• _Work order_: How many lines in the data below include the word "this"? Respond with the number, nothing more.

• _Data extract_:

━━━━━━━━

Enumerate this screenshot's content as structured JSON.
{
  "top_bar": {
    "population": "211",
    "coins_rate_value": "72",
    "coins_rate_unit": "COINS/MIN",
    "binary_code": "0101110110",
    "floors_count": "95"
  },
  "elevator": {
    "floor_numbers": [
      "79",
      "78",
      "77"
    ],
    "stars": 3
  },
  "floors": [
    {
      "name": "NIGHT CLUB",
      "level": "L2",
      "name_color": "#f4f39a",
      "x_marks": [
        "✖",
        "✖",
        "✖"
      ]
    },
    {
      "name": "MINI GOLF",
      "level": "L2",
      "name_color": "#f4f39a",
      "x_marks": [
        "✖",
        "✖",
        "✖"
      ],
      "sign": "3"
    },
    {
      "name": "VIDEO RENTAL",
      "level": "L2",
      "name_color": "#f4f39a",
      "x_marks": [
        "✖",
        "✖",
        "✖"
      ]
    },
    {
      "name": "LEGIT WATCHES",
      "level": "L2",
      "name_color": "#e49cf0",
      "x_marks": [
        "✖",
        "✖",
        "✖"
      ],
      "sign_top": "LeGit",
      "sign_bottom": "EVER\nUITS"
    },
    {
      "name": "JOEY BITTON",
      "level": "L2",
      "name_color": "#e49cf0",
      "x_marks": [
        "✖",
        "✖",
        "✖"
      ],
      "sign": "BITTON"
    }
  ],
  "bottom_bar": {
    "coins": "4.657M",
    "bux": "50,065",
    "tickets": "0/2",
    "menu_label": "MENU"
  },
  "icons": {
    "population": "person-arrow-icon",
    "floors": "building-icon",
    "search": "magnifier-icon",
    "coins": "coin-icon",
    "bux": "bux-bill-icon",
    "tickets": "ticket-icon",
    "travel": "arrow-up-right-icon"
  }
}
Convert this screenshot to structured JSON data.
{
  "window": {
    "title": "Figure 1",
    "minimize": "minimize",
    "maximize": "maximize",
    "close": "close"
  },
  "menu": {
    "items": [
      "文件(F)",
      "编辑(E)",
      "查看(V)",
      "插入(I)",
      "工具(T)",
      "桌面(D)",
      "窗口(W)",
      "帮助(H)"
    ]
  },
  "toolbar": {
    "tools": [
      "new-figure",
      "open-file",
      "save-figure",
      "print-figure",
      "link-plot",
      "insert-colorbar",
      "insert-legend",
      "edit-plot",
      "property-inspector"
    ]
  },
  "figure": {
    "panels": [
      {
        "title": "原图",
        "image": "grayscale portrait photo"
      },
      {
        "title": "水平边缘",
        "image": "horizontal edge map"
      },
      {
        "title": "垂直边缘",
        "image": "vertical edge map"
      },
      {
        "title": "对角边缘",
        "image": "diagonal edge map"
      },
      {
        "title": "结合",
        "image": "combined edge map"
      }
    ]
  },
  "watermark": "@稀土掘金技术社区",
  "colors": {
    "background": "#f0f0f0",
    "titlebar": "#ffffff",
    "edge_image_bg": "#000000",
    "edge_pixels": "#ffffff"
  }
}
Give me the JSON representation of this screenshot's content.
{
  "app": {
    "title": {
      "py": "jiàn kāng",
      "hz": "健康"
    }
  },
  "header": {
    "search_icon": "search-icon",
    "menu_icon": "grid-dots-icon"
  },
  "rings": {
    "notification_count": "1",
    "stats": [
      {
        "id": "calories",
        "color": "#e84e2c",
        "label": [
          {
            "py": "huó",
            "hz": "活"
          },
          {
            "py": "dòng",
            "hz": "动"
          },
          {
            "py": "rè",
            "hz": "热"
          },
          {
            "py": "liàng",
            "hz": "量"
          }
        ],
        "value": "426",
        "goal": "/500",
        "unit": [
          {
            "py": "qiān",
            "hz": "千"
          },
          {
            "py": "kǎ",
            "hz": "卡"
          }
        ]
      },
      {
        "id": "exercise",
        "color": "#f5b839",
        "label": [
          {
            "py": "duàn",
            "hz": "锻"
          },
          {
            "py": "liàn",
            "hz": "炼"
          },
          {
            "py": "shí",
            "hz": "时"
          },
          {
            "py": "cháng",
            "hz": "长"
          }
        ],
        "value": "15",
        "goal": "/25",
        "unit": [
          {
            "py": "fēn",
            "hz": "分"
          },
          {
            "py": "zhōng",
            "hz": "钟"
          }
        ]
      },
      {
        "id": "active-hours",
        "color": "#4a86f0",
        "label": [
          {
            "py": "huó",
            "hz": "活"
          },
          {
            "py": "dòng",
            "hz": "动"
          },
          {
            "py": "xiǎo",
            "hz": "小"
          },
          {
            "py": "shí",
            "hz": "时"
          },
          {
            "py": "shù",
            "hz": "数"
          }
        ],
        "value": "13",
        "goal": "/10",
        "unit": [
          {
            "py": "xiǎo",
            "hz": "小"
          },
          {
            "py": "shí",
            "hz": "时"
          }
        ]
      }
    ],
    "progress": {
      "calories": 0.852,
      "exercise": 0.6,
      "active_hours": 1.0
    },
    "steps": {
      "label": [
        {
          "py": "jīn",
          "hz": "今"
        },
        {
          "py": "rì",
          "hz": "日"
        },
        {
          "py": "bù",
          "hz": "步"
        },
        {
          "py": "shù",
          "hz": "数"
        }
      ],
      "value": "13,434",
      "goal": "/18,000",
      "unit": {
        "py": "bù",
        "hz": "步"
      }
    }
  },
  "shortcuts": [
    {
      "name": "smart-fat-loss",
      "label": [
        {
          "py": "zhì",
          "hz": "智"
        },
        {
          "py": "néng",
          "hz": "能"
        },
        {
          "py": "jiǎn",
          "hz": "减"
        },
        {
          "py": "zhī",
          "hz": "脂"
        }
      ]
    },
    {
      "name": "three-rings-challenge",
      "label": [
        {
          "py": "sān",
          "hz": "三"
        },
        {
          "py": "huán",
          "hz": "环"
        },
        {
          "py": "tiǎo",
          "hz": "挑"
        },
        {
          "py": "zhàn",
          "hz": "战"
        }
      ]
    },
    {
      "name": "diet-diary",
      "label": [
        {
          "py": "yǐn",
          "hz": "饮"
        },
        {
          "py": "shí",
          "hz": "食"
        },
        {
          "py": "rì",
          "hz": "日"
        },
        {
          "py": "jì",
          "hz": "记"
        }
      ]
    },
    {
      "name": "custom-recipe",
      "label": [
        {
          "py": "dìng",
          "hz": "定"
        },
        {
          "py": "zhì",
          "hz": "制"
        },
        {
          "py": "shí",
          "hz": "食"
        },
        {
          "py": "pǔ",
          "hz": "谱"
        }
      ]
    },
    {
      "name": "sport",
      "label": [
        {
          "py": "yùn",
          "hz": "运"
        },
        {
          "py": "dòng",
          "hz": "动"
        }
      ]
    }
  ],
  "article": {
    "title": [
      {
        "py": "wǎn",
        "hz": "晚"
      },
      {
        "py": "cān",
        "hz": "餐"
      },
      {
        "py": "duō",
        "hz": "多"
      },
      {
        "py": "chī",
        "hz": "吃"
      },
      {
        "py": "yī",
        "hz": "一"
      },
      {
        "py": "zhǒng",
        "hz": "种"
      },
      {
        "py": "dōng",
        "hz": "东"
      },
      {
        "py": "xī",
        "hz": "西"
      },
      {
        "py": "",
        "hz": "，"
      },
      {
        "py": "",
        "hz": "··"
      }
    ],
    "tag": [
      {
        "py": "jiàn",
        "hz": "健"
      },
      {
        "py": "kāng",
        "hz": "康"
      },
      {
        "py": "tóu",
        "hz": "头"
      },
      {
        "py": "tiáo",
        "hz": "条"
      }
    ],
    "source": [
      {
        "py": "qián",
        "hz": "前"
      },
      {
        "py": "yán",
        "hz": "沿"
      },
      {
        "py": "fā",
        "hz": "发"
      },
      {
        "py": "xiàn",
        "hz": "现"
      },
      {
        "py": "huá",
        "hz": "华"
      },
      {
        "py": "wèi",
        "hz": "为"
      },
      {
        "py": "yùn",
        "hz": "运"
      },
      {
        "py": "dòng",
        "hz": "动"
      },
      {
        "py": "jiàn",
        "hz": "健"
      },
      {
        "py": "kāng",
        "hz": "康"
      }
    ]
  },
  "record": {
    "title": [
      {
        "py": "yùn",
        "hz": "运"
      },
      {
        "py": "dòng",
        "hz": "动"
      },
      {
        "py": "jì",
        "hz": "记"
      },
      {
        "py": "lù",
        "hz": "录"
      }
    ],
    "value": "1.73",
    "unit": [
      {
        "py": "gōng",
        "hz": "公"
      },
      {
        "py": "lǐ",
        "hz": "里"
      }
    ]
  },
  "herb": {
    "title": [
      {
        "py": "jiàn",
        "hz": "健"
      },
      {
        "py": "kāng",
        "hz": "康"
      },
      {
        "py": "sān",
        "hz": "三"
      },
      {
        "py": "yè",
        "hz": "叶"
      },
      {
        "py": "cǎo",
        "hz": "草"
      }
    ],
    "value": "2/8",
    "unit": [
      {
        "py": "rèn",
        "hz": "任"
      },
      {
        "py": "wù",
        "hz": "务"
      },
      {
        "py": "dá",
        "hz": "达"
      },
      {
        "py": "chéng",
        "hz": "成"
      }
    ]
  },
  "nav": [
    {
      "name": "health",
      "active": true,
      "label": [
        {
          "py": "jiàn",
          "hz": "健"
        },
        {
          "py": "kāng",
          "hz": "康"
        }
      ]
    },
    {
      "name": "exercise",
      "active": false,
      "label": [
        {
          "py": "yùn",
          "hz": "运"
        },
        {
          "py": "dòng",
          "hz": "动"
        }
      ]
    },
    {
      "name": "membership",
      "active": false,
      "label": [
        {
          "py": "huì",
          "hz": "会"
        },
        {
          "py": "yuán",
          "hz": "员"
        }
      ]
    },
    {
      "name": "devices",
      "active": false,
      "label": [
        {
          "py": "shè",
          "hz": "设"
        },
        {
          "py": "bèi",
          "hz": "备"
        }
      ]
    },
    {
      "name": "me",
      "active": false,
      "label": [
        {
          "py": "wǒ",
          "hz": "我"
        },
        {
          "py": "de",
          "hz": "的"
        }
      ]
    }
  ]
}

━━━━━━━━

• _Answer to the exercise_: 3